Task
Write out, please, each line from the one containing "Enumerate this screenshot's" to the final line of the data, both included, exactly and without pictures.

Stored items

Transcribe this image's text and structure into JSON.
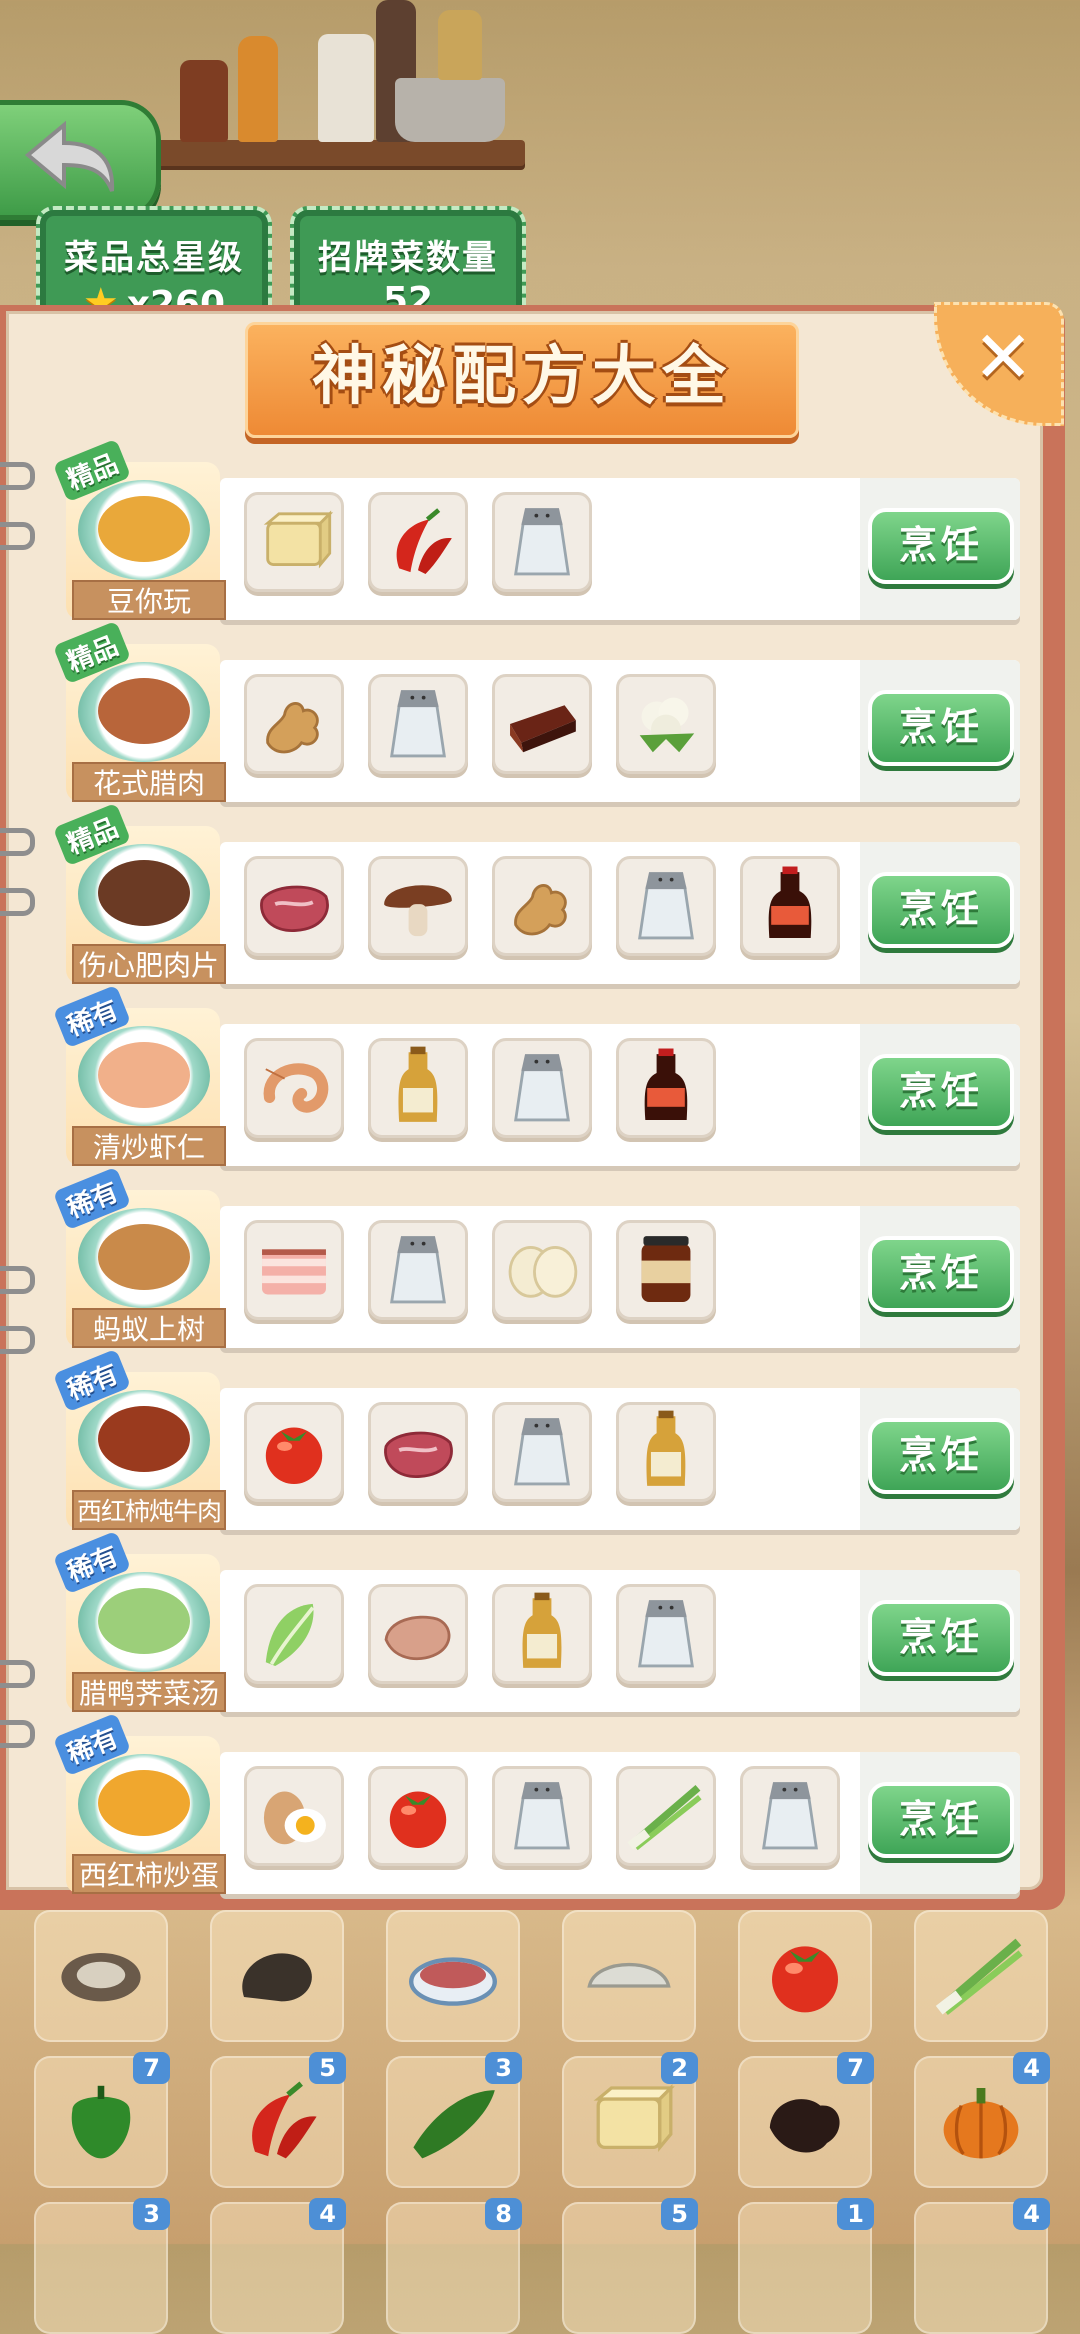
{
  "header": {
    "stats": [
      {
        "label": "菜品总星级",
        "value": "x260",
        "icon": "star-icon"
      },
      {
        "label": "招牌菜数量",
        "value": "52"
      }
    ]
  },
  "panel": {
    "title": "神秘配方大全",
    "close_glyph": "✕"
  },
  "recipes": [
    {
      "name": "豆你玩",
      "badge": "精品",
      "badge_type": "jing",
      "dish_color": "#e9a83a",
      "ingredients": [
        "tofu",
        "chili",
        "salt"
      ],
      "cook_label": "烹饪"
    },
    {
      "name": "花式腊肉",
      "badge": "精品",
      "badge_type": "jing",
      "dish_color": "#b8653a",
      "ingredients": [
        "ginger",
        "salt",
        "cured-meat",
        "cauliflower"
      ],
      "cook_label": "烹饪"
    },
    {
      "name": "伤心肥肉片",
      "badge": "精品",
      "badge_type": "jing",
      "dish_color": "#6b3a24",
      "ingredients": [
        "raw-beef",
        "mushroom",
        "ginger",
        "salt",
        "soy-sauce"
      ],
      "cook_label": "烹饪"
    },
    {
      "name": "清炒虾仁",
      "badge": "稀有",
      "badge_type": "xi",
      "dish_color": "#f1b08a",
      "ingredients": [
        "shrimp",
        "cooking-wine",
        "salt",
        "soy-sauce"
      ],
      "cook_label": "烹饪"
    },
    {
      "name": "蚂蚁上树",
      "badge": "稀有",
      "badge_type": "xi",
      "dish_color": "#c98a4a",
      "ingredients": [
        "pork-belly",
        "salt",
        "rice-noodles",
        "bean-paste"
      ],
      "cook_label": "烹饪"
    },
    {
      "name": "西红柿炖牛肉",
      "badge": "稀有",
      "badge_type": "xi",
      "dish_color": "#9a3a1e",
      "ingredients": [
        "tomato",
        "raw-beef",
        "salt",
        "cooking-wine"
      ],
      "cook_label": "烹饪"
    },
    {
      "name": "腊鸭荠菜汤",
      "badge": "稀有",
      "badge_type": "xi",
      "dish_color": "#9ccf7a",
      "ingredients": [
        "greens",
        "duck",
        "cooking-wine",
        "salt"
      ],
      "cook_label": "烹饪"
    },
    {
      "name": "西红柿炒蛋",
      "badge": "稀有",
      "badge_type": "xi",
      "dish_color": "#f0a72e",
      "ingredients": [
        "egg",
        "tomato",
        "salt",
        "scallion",
        "salt"
      ],
      "cook_label": "烹饪"
    }
  ],
  "inventory": {
    "row1": [
      {
        "item": "oyster"
      },
      {
        "item": "snail"
      },
      {
        "item": "minced-meat"
      },
      {
        "item": "dumpling"
      },
      {
        "item": "tomato"
      },
      {
        "item": "scallion"
      }
    ],
    "row2": [
      {
        "item": "green-pepper",
        "count": "7"
      },
      {
        "item": "chili",
        "count": "5"
      },
      {
        "item": "cucumber",
        "count": "3"
      },
      {
        "item": "tofu",
        "count": "2"
      },
      {
        "item": "wood-ear",
        "count": "7"
      },
      {
        "item": "pumpkin",
        "count": "4"
      }
    ],
    "row3": [
      {
        "count": "3"
      },
      {
        "count": "4"
      },
      {
        "count": "8"
      },
      {
        "count": "5"
      },
      {
        "count": "1"
      },
      {
        "count": "4"
      }
    ]
  },
  "colors": {
    "green": "#3fa557",
    "orange": "#ee8a35",
    "panel_bg": "#f4e7d3",
    "blue_badge": "#4a8fe0"
  }
}
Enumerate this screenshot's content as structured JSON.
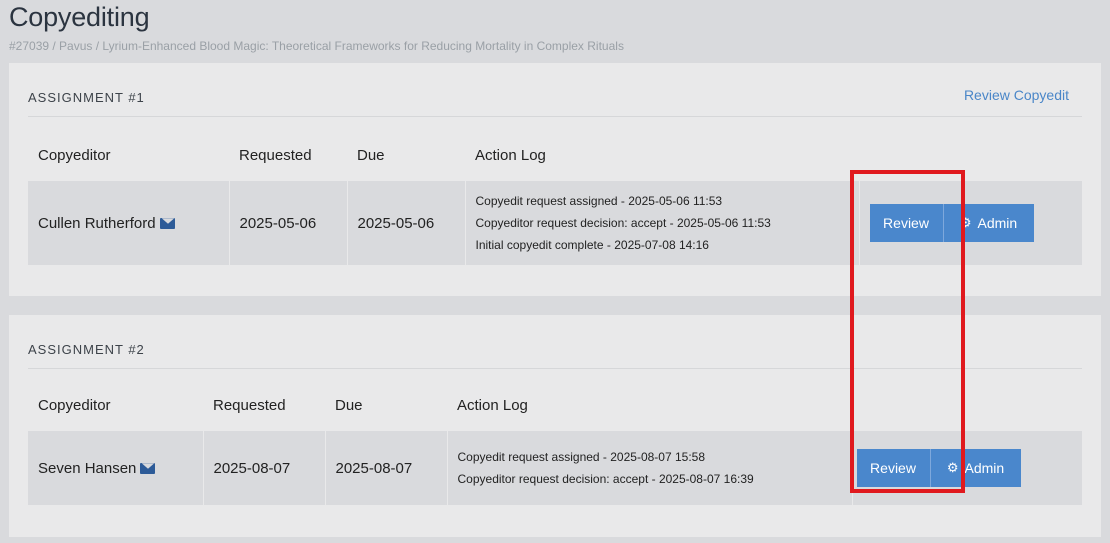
{
  "page": {
    "title": "Copyediting",
    "breadcrumb": "#27039 / Pavus / Lyrium-Enhanced Blood Magic: Theoretical Frameworks for Reducing Mortality in Complex Rituals"
  },
  "columns": {
    "copyeditor": "Copyeditor",
    "requested": "Requested",
    "due": "Due",
    "action_log": "Action Log"
  },
  "assignments": [
    {
      "heading": "ASSIGNMENT #1",
      "review_copyedit_link": "Review Copyedit",
      "copyeditor": "Cullen Rutherford",
      "requested": "2025-05-06",
      "due": "2025-05-06",
      "log": [
        "Copyedit request assigned - 2025-05-06 11:53",
        "Copyeditor request decision: accept - 2025-05-06 11:53",
        "Initial copyedit complete - 2025-07-08 14:16"
      ],
      "review_label": "Review",
      "admin_label": "Admin"
    },
    {
      "heading": "ASSIGNMENT #2",
      "copyeditor": "Seven Hansen",
      "requested": "2025-08-07",
      "due": "2025-08-07",
      "log": [
        "Copyedit request assigned - 2025-08-07 15:58",
        "Copyeditor request decision: accept - 2025-08-07 16:39"
      ],
      "review_label": "Review",
      "admin_label": "Admin"
    }
  ],
  "icons": {
    "mail": "envelope-icon",
    "gear": "gear-icon"
  },
  "colors": {
    "accent": "#4a87cc",
    "highlight": "#e0191e"
  }
}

Solution to the exercise
Enumerate this screenshot's content as structured JSON.
{
  "page": {
    "title": "Copyediting",
    "breadcrumb": "#27039 / Pavus / Lyrium-Enhanced Blood Magic: Theoretical Frameworks for Reducing Mortality in Complex Rituals"
  },
  "columns": {
    "copyeditor": "Copyeditor",
    "requested": "Requested",
    "due": "Due",
    "action_log": "Action Log"
  },
  "assignments": [
    {
      "heading": "ASSIGNMENT #1",
      "review_copyedit_link": "Review Copyedit",
      "copyeditor": "Cullen Rutherford",
      "requested": "2025-05-06",
      "due": "2025-05-06",
      "log": [
        "Copyedit request assigned - 2025-05-06 11:53",
        "Copyeditor request decision: accept - 2025-05-06 11:53",
        "Initial copyedit complete - 2025-07-08 14:16"
      ],
      "review_label": "Review",
      "admin_label": "Admin"
    },
    {
      "heading": "ASSIGNMENT #2",
      "copyeditor": "Seven Hansen",
      "requested": "2025-08-07",
      "due": "2025-08-07",
      "log": [
        "Copyedit request assigned - 2025-08-07 15:58",
        "Copyeditor request decision: accept - 2025-08-07 16:39"
      ],
      "review_label": "Review",
      "admin_label": "Admin"
    }
  ],
  "icons": {
    "mail": "envelope-icon",
    "gear": "gear-icon"
  },
  "colors": {
    "accent": "#4a87cc",
    "highlight": "#e0191e"
  }
}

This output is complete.